Time Warner Inc. could be nearing the finish line in picking a substantial partner for its America Online unit.
AOL has been courting two Internet giants — Microsoft Corp. and Google Inc. — as partners and, according to published reports, is leaning toward a deal with Microsoft.
According to a report in The Wall Street Journal, Microsoft and AOL would form a joint venture to sell advertising across AOL and Microsoft’s MSN Web portal. While both parties would keep the revenue generated on their own portals, the ads would reach more people.
Also according to the paper, Microsoft vaulted to the forefront after it guaranteed AOL minimum advertising revenue. Google, according to the Journal, balked on that point.
But Google currently derives about 10% of its advertising revenue through AOL, so it might not want to drop out.
An executive familiar with the negotiations confirmed that Time Warner was talking to the two companies about a possible deal, but said an agreement likely would not happen for a few weeks.
Time Warner has been working hard to accelerate AOL’s transition from a subscription-based revenue model to one based on advertising sales. To do that, AOL needs to gain access to Internet search technology.
Time Warner chairman and CEO Richard Parsons said at an industry conference last week that AOL was talking to several different parties about a possible partnership.
Parsons said at the Credit Suisse First Boston Global Media Week conference in New York last Thursday interested parties began contacting AOL about three months ago, “when they realized AOL was not dead.”
AOL, he said, has identified two areas where it needs help — developing a more robust search technology that would generate more advertising revenue from visitors and driving more traffic to the portal.
“What we’re trying to do is supercharge aol.com that way,” Parsons added. “Could we get there without doing anything? Yes. It would just take longer and we’re trying to shorten the time frame.”
Parsons added that while potential partners had inquired about buying an interest in AOL, “We’re not sellers of assets. Beyond that, it depends how well these discussions work out.”
Google initially got into the AOL fray when it caught wind that Microsoft was talking about a possible deal. Google approached Comcast Corp. in November about possibly joining in on a minority investment in AOL, which then was estimated to be worth about $5 billion. That investment appears to be off the table.

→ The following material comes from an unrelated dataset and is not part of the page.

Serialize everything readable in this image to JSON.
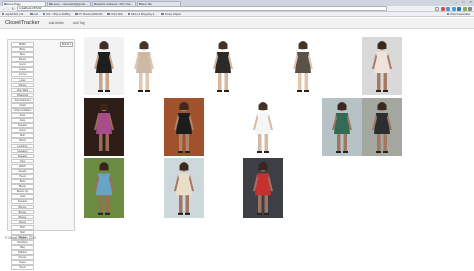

At the UBS Warburg Global Media Week conference last Thursday, Comcast co-chief financial officer John Alchin declined to comment on speculation about a Google partnership.